- **TASK**
Exactness is required throughout. Return every record once more.

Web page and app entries
···
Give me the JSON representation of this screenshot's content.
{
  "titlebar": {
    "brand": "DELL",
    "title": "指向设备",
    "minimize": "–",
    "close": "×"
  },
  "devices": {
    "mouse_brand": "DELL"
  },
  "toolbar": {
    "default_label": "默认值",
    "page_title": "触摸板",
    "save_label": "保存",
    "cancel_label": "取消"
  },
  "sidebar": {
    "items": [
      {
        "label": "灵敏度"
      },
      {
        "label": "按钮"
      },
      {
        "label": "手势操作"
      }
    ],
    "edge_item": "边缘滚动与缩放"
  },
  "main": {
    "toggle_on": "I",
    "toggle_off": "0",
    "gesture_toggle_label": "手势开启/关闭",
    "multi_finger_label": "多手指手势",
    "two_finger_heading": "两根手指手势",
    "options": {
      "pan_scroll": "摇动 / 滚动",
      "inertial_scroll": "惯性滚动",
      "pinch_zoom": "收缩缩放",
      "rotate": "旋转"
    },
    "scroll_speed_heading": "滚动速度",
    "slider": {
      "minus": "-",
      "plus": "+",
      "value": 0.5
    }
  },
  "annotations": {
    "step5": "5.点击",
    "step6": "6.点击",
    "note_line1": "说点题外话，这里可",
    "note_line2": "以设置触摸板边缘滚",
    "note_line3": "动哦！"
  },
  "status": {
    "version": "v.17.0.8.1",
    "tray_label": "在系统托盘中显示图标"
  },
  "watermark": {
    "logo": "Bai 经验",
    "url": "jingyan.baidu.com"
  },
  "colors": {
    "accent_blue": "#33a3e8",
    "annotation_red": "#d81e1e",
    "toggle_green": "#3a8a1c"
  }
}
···
- **WRITTEN SOLUTION**
Give me the JSON representation of this screenshot's content.
{
  "titlebar": {
    "brand": "DELL",
    "title": "指向设备",
    "minimize": "–",
    "close": "×"
  },
  "devices": {
    "mouse_brand": "DELL"
  },
  "toolbar": {
    "default_label": "默认值",
    "page_title": "触摸板",
    "save_label": "保存",
    "cancel_label": "取消"
  },
  "sidebar": {
    "items": [
      {
        "label": "灵敏度"
      },
      {
        "label": "按钮"
      },
      {
        "label": "手势操作"
      }
    ],
    "edge_item": "边缘滚动与缩放"
  },
  "main": {
    "toggle_on": "I",
    "toggle_off": "0",
    "gesture_toggle_label": "手势开启/关闭",
    "multi_finger_label": "多手指手势",
    "two_finger_heading": "两根手指手势",
    "options": {
      "pan_scroll": "摇动 / 滚动",
      "inertial_scroll": "惯性滚动",
      "pinch_zoom": "收缩缩放",
      "rotate": "旋转"
    },
    "scroll_speed_heading": "滚动速度",
    "slider": {
      "minus": "-",
      "plus": "+",
      "value": 0.5
    }
  },
  "annotations": {
    "step5": "5.点击",
    "step6": "6.点击",
    "note_line1": "说点题外话，这里可",
    "note_line2": "以设置触摸板边缘滚",
    "note_line3": "动哦！"
  },
  "status": {
    "version": "v.17.0.8.1",
    "tray_label": "在系统托盘中显示图标"
  },
  "watermark": {
    "logo": "Bai 经验",
    "url": "jingyan.baidu.com"
  },
  "colors": {
    "accent_blue": "#33a3e8",
    "annotation_red": "#d81e1e",
    "toggle_green": "#3a8a1c"
  }
}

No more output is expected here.